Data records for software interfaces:
↓

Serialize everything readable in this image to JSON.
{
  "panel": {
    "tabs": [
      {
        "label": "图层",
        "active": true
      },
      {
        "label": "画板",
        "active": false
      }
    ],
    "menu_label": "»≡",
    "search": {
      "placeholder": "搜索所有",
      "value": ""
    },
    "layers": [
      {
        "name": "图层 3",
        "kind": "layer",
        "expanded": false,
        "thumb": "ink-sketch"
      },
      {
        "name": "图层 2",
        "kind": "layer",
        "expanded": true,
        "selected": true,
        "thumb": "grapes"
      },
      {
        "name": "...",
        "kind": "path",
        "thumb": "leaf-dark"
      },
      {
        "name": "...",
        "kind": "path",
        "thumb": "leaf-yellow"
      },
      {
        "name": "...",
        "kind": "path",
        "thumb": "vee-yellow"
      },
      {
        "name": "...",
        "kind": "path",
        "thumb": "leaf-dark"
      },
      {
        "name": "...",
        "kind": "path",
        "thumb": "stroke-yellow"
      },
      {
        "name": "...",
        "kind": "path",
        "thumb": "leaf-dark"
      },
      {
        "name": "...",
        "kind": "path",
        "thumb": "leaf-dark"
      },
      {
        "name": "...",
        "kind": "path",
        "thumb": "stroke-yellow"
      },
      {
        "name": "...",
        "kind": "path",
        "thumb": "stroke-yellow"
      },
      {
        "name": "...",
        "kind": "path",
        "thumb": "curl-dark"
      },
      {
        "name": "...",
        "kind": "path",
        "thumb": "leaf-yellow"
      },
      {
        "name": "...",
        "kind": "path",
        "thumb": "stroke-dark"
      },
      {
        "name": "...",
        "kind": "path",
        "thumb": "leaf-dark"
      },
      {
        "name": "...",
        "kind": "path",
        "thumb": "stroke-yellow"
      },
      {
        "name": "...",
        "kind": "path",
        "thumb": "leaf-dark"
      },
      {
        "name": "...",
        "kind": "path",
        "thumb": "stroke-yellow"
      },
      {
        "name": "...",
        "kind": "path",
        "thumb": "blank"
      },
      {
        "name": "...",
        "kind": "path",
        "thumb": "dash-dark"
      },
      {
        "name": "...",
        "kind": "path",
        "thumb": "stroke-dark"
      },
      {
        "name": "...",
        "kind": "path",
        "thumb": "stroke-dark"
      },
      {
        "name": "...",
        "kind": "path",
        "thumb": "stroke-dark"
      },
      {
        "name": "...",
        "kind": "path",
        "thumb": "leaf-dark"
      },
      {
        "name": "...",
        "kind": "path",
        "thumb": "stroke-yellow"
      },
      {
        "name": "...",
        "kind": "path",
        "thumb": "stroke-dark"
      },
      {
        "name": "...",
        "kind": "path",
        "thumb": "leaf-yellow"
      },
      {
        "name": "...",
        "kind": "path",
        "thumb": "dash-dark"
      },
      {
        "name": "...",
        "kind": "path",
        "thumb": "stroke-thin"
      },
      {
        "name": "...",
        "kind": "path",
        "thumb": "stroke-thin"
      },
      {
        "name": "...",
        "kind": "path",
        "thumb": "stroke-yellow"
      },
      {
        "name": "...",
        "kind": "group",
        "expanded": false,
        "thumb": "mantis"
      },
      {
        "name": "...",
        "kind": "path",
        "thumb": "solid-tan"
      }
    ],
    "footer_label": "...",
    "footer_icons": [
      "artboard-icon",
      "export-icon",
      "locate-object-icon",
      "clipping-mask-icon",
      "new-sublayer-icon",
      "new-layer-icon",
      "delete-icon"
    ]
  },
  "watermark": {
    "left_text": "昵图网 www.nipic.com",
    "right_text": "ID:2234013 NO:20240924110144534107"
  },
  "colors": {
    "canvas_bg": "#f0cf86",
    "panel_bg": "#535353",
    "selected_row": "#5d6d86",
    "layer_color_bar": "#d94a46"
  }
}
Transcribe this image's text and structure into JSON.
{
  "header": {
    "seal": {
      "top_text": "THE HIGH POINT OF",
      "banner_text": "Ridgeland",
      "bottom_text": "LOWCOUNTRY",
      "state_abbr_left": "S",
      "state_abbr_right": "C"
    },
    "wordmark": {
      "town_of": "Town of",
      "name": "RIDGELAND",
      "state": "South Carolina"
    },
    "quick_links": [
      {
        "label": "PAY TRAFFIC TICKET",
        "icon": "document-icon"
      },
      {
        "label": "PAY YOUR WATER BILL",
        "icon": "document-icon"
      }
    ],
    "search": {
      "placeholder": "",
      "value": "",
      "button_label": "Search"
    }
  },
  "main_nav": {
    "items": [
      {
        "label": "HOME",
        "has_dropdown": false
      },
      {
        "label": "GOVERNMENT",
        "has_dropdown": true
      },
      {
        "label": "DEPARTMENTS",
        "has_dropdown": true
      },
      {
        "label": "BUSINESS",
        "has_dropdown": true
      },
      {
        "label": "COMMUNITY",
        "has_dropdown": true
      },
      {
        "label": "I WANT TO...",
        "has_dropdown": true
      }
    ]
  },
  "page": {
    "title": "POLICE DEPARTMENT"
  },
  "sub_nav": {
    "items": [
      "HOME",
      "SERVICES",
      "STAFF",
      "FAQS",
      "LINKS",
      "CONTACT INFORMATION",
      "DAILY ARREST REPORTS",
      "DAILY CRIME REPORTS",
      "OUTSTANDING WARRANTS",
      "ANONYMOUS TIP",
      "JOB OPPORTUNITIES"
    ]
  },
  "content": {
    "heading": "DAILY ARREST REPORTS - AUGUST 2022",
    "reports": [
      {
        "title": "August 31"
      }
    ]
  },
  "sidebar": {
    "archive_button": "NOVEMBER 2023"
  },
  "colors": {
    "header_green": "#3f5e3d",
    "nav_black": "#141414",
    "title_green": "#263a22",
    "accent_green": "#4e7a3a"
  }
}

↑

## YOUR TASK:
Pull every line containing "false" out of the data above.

## COMPLETED TASK:
        "active": false
        "expanded": false,
        "expanded": false,
        "has_dropdown": false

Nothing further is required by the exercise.